For them, the insanity of the police or the CRPF repeatedly, day after day, shooting to kill — even as the most basic of security doctrines and methodologies would aver that the sort of protests seen in Kashmir do not warrant firing bullets — isn’t some temporary, aberrant reaction.
Rather, it is seen as the official, sanctioned, and thought-out reaction by a state out to wholly suppress them. That awareness or line of thinking has also peculiarly, though not un-understandably, led to a stiffening and hardening of their will to resist.
Given all that, it is a moot point whether the strife and violence in Kashmir will end. It certainly may happen, given the overwhelming nature of the security apparatus, that the protests are quelled for now. But that will again prove a temporary measure, an enforced peace waiting for the next event to rupture it again.
Any incipient moves to break this cycle also cannot realistically emerge from Kashmir. That responsibility lies primarily with the state. With the elements within the political class which, aware of the depth of the problem, might genuinely seek a political resolution, some form of a dialogue.
Elements who realise the mutilation of democracy of the very fabric of Indian society that is entailed in using such force upon a population. The results of a genuine effort on that front might be surprising.
For, one of the best-kept secrets is that were such a process to emerge, with real intent, the average Kashmiri would probably prove to be far more flexible in seeking political solutions than what the images of an enraged mob suggest.

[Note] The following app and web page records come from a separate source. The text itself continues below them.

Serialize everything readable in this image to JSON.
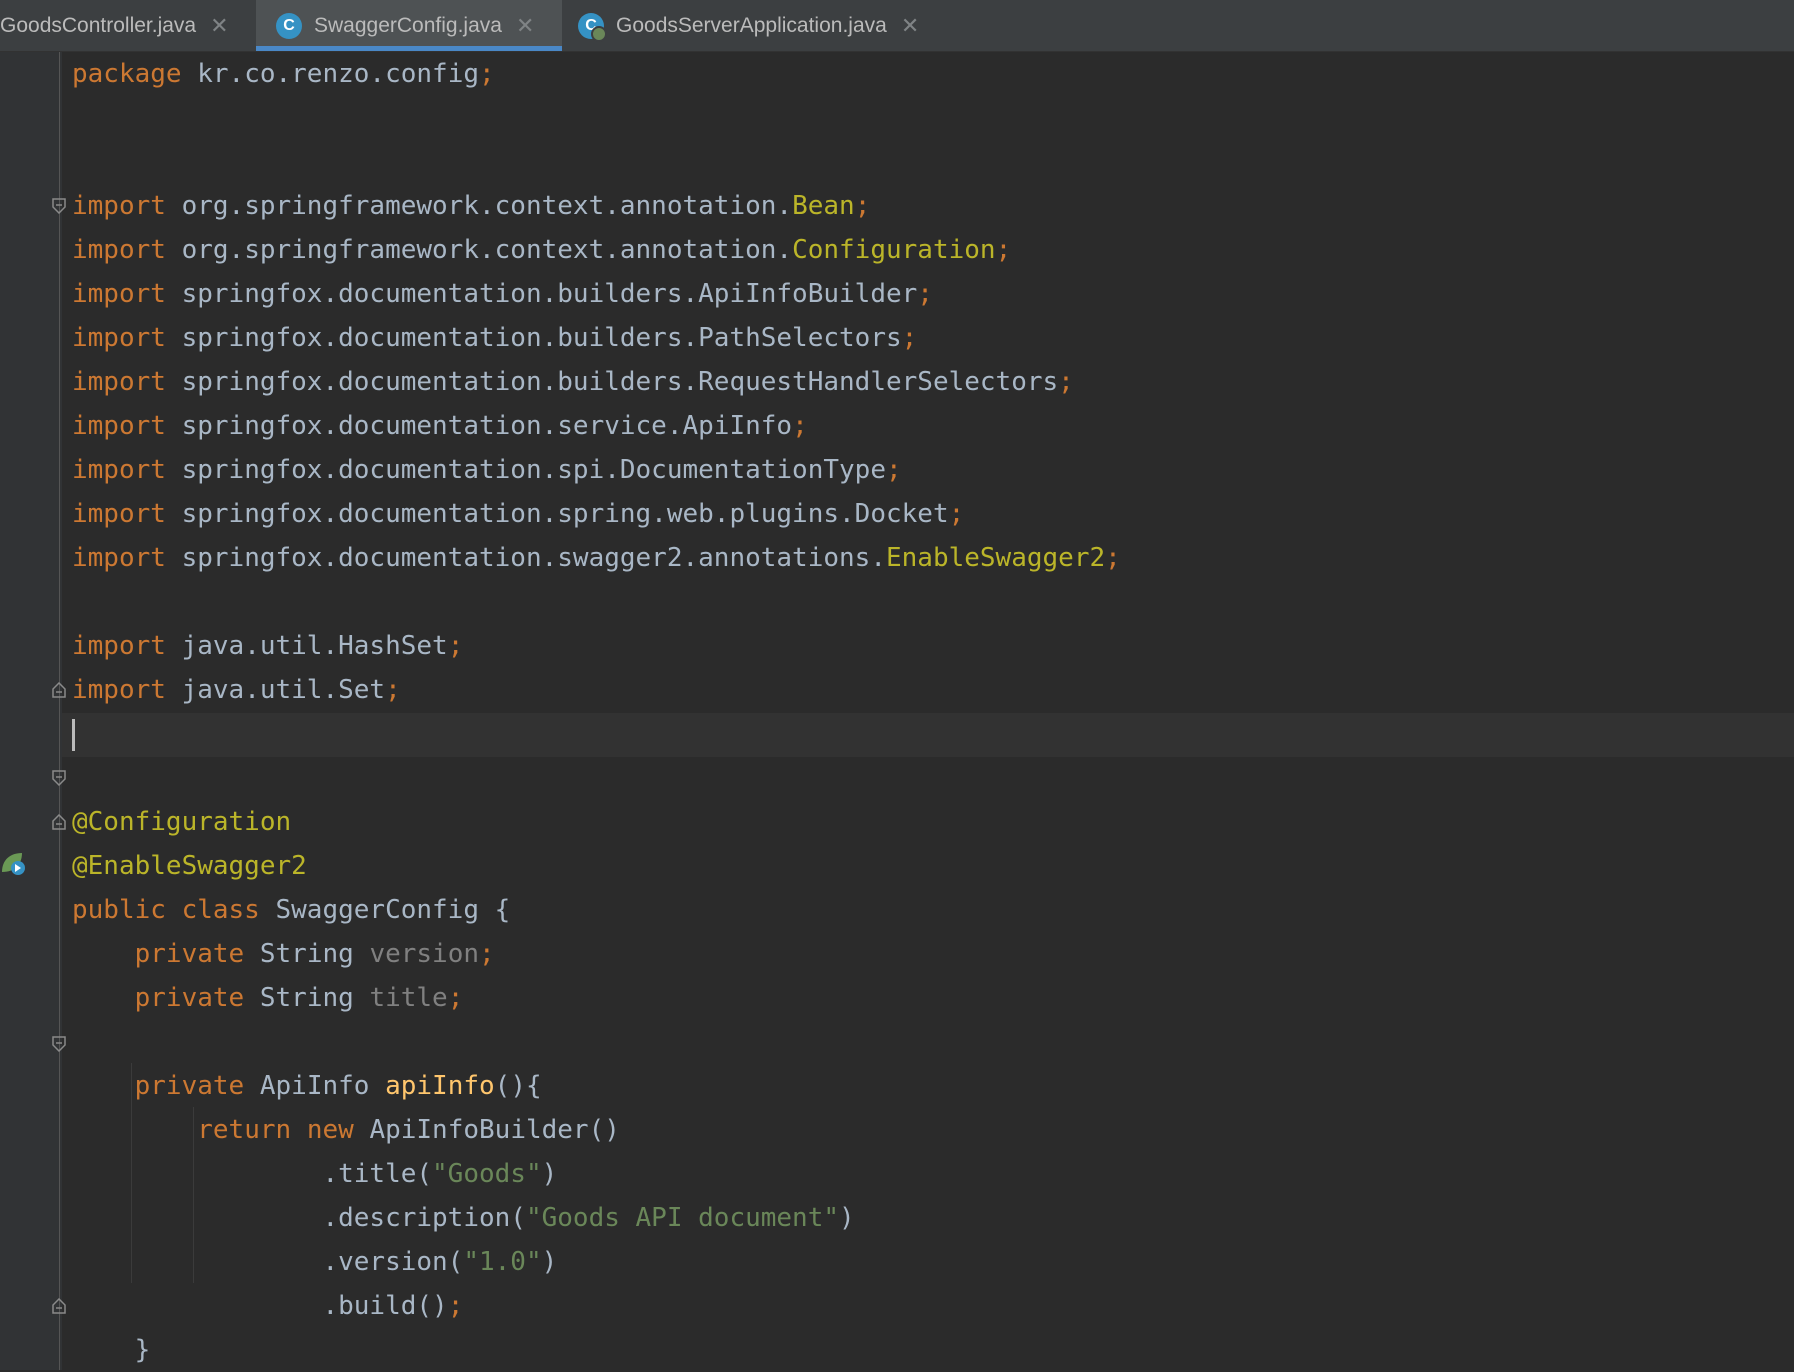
{
  "tabs": [
    {
      "label": "GoodsController.java",
      "icon": "none",
      "active": false
    },
    {
      "label": "SwaggerConfig.java",
      "icon": "class-c-icon",
      "active": true
    },
    {
      "label": "GoodsServerApplication.java",
      "icon": "spring-app-icon",
      "active": false
    }
  ],
  "code": {
    "package_kw": "package",
    "package_name": "kr.co.renzo.config",
    "imports": [
      {
        "kw": "import",
        "path": "org.springframework.context.annotation.",
        "cls": "Bean"
      },
      {
        "kw": "import",
        "path": "org.springframework.context.annotation.",
        "cls": "Configuration"
      },
      {
        "kw": "import",
        "path": "springfox.documentation.builders.ApiInfoBuilder",
        "cls": ""
      },
      {
        "kw": "import",
        "path": "springfox.documentation.builders.PathSelectors",
        "cls": ""
      },
      {
        "kw": "import",
        "path": "springfox.documentation.builders.RequestHandlerSelectors",
        "cls": ""
      },
      {
        "kw": "import",
        "path": "springfox.documentation.service.ApiInfo",
        "cls": ""
      },
      {
        "kw": "import",
        "path": "springfox.documentation.spi.DocumentationType",
        "cls": ""
      },
      {
        "kw": "import",
        "path": "springfox.documentation.spring.web.plugins.Docket",
        "cls": ""
      },
      {
        "kw": "import",
        "path": "springfox.documentation.swagger2.annotations.",
        "cls": "EnableSwagger2"
      },
      {
        "kw": "import",
        "path": "java.util.HashSet",
        "cls": ""
      },
      {
        "kw": "import",
        "path": "java.util.Set",
        "cls": ""
      }
    ],
    "annotation1": "@Configuration",
    "annotation2": "@EnableSwagger2",
    "class_kw": "public class",
    "class_name": "SwaggerConfig",
    "private_kw": "private",
    "string_type": "String",
    "field1": "version",
    "field2": "title",
    "apiinfo_type": "ApiInfo",
    "method_name": "apiInfo",
    "return_kw": "return",
    "new_kw": "new",
    "builder": "ApiInfoBuilder",
    "title_call": ".title(",
    "title_val": "\"Goods\"",
    "desc_call": ".description(",
    "desc_val": "\"Goods API document\"",
    "version_call": ".version(",
    "version_val": "\"1.0\"",
    "build_call": ".build()"
  }
}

(Najeeb Mubarki is a journalist with The Economic Times in Delhi. This piece appeared in ET, August 6, 2010)